---------- Entries shown
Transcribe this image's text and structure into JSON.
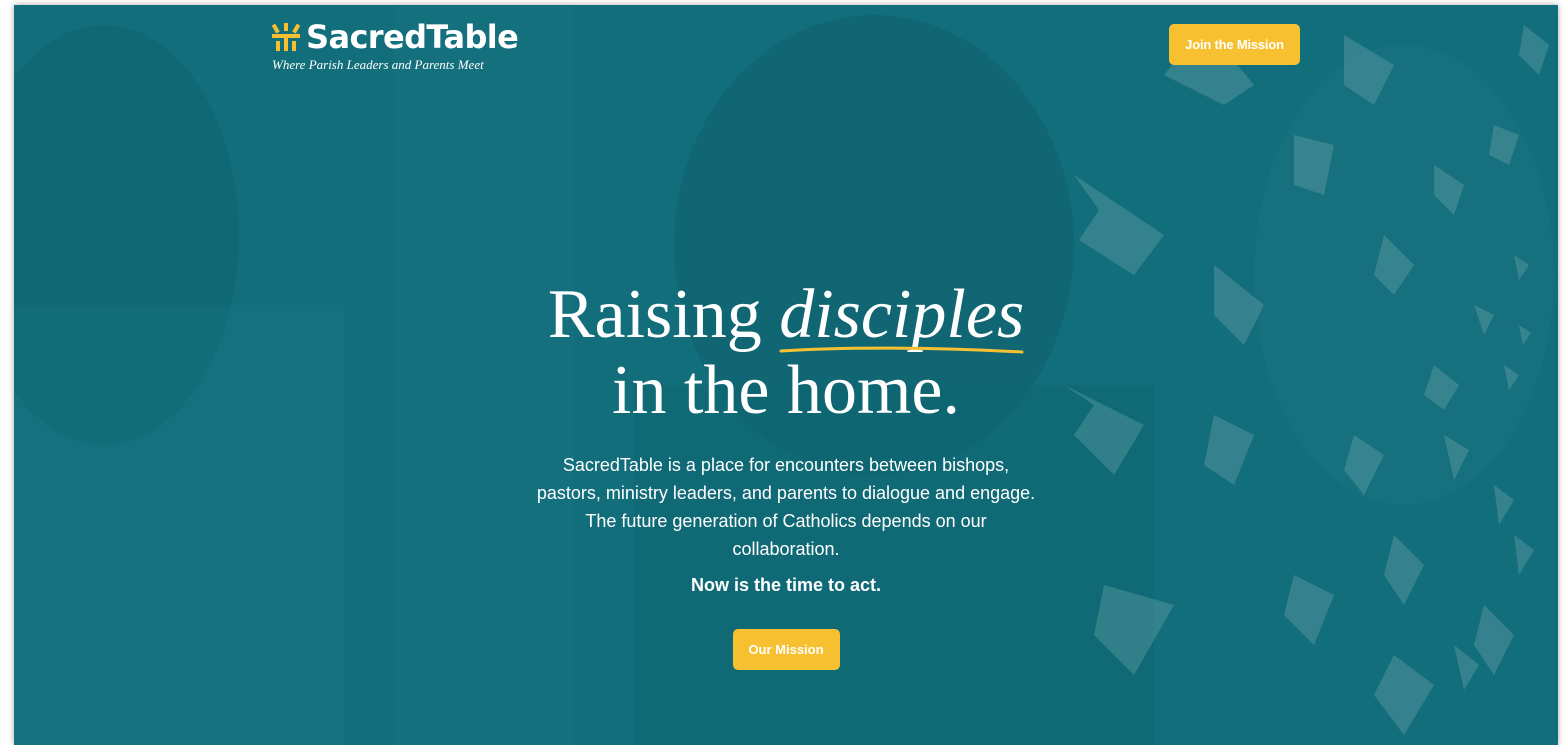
{
  "brand": {
    "name": "SacredTable",
    "tagline": "Where Parish Leaders and Parents Meet"
  },
  "nav": {
    "join_label": "Join the Mission"
  },
  "hero": {
    "headline_part1": "Raising ",
    "headline_highlight": "disciples",
    "headline_part2": "in the home.",
    "description": "SacredTable is a place for encounters between bishops, pastors, ministry leaders, and parents to dialogue and engage. The future generation of Catholics depends on our collaboration.",
    "call_to_action": "Now is the time to act.",
    "button_label": "Our Mission"
  },
  "colors": {
    "teal_overlay": "#136e7b",
    "accent_yellow": "#f7c031",
    "text": "#ffffff"
  },
  "icons": {
    "brand_mark": "sacred-table-logo-icon",
    "background_pattern": "chevron-arrows-pattern"
  }
}
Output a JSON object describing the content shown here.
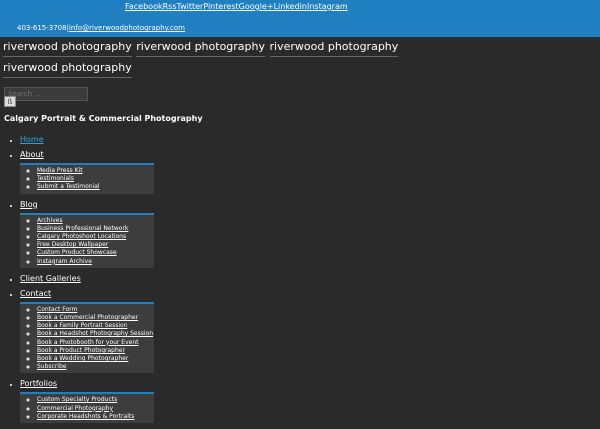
{
  "topbar": {
    "social_links": [
      "Facebook",
      "Rss",
      "Twitter",
      "Pinterest",
      "Google+",
      "Linkedin",
      "Instagram"
    ],
    "phone": "403-615-3708",
    "separator": "|",
    "email": "info@riverwoodphotography.com"
  },
  "header": {
    "logo_text": "riverwood photography"
  },
  "search": {
    "placeholder": "Search ...",
    "button_label": "ß"
  },
  "tagline": "Calgary Portrait & Commercial Photography",
  "nav": [
    {
      "label": "Home",
      "current": true,
      "children": []
    },
    {
      "label": "About",
      "current": false,
      "children": [
        "Media Press Kit",
        "Testimonials",
        "Submit a Testimonial"
      ]
    },
    {
      "label": "Blog",
      "current": false,
      "children": [
        "Archives",
        "Business Professional Network",
        "Calgary Photoshoot Locations",
        "Free Desktop Wallpaper",
        "Custom Product Showcase",
        "Instagram Archive"
      ]
    },
    {
      "label": "Client Galleries",
      "current": false,
      "children": []
    },
    {
      "label": "Contact",
      "current": false,
      "children": [
        "Contact Form",
        "Book a Commercial Photographer",
        "Book a Family Portrait Session",
        "Book a Headshot Photography Session",
        "Book a Photobooth for your Event",
        "Book a Product Photographer",
        "Book a Wedding Photographer",
        "Subscribe"
      ]
    },
    {
      "label": "Portfolios",
      "current": false,
      "children": [
        "Custom Specialty Products",
        "Commercial Photography",
        "Corporate Headshots & Portraits"
      ]
    }
  ],
  "colors": {
    "background": "#2a2a2a",
    "topbar": "#1f7fc1",
    "current_link": "#2aa3e6"
  }
}
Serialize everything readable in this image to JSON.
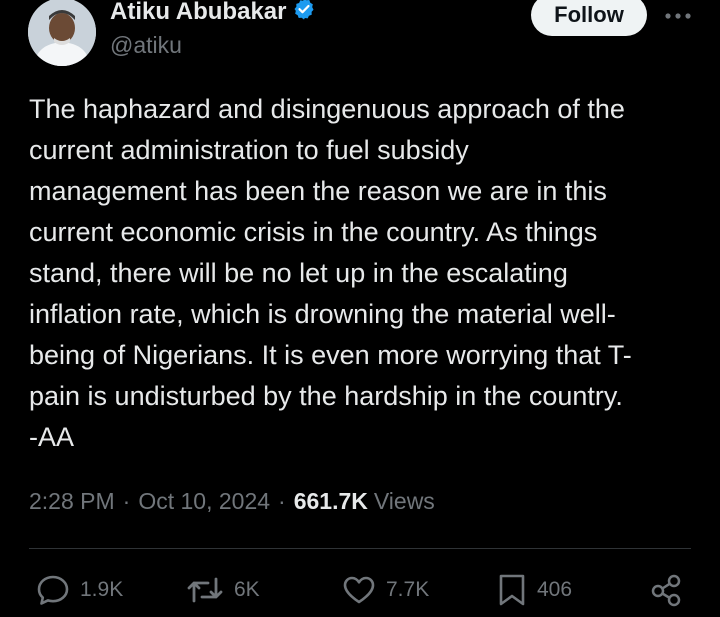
{
  "author": {
    "name": "Atiku Abubakar",
    "handle": "@atiku",
    "verified": true
  },
  "follow_label": "Follow",
  "tweet_lines": [
    "The haphazard and disingenuous approach of the",
    "current administration to fuel subsidy",
    "management has been the reason we are in this",
    "current economic crisis in the country. As things",
    "stand, there will be no let up in the escalating",
    "inflation rate, which is drowning the material well-",
    "being of Nigerians. It is even more worrying that T-",
    "pain is undisturbed by the hardship in the country.",
    "-AA"
  ],
  "meta": {
    "time": "2:28 PM",
    "separator": "·",
    "date": "Oct 10, 2024",
    "views_count": "661.7K",
    "views_label": "Views"
  },
  "actions": {
    "replies": "1.9K",
    "reposts": "6K",
    "likes": "7.7K",
    "bookmarks": "406"
  },
  "colors": {
    "background": "#000000",
    "text": "#e7e9ea",
    "secondary": "#71767b",
    "verified": "#1d9bf0",
    "divider": "#2f3336"
  },
  "icons": [
    "verified-badge-icon",
    "more-icon",
    "reply-icon",
    "repost-icon",
    "like-icon",
    "bookmark-icon",
    "share-icon"
  ]
}
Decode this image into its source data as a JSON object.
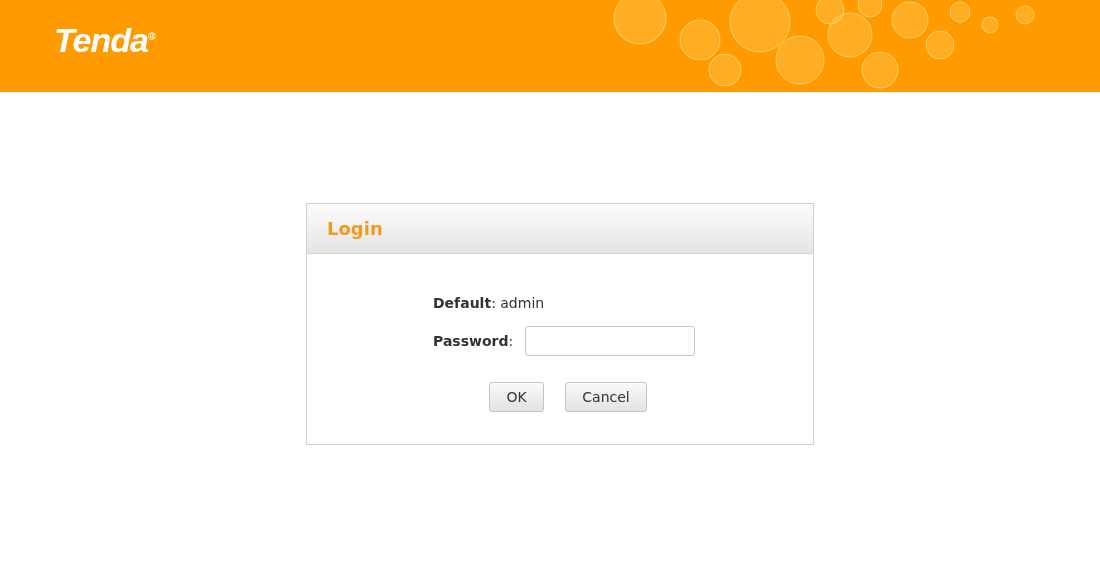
{
  "header": {
    "logo": "Tenda$^{®}$"
  },
  "login": {
    "title": "Login",
    "default_text": "**Default**: admin",
    "password_label": "**Password**:",
    "buttons": [
      {
        "label": "OK",
        "kind": "ok"
      },
      {
        "label": "Cancel",
        "kind": "cancel"
      }
    ]
  }
}
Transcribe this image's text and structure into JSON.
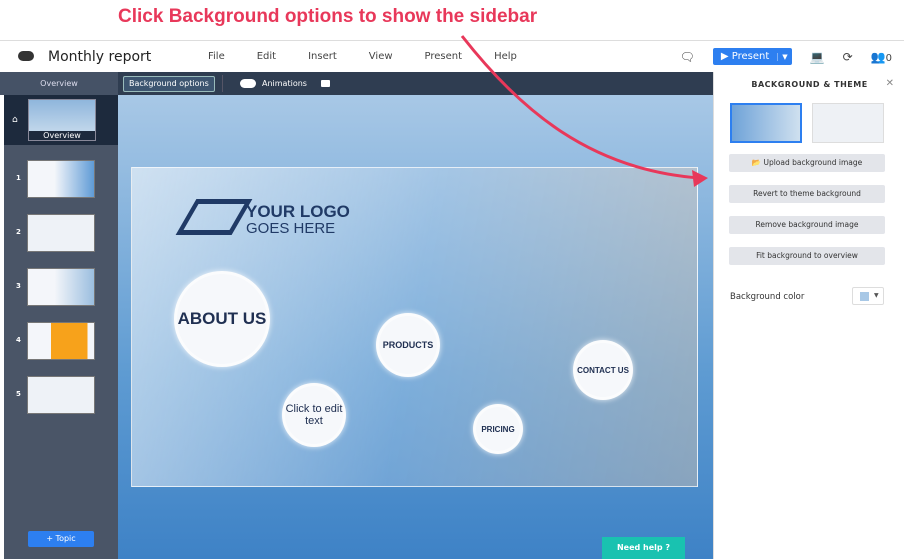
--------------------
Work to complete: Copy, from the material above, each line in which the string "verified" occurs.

Problem solution:
    "verified": true
    "verified": "#1d9bf0",
    "verified-badge-icon",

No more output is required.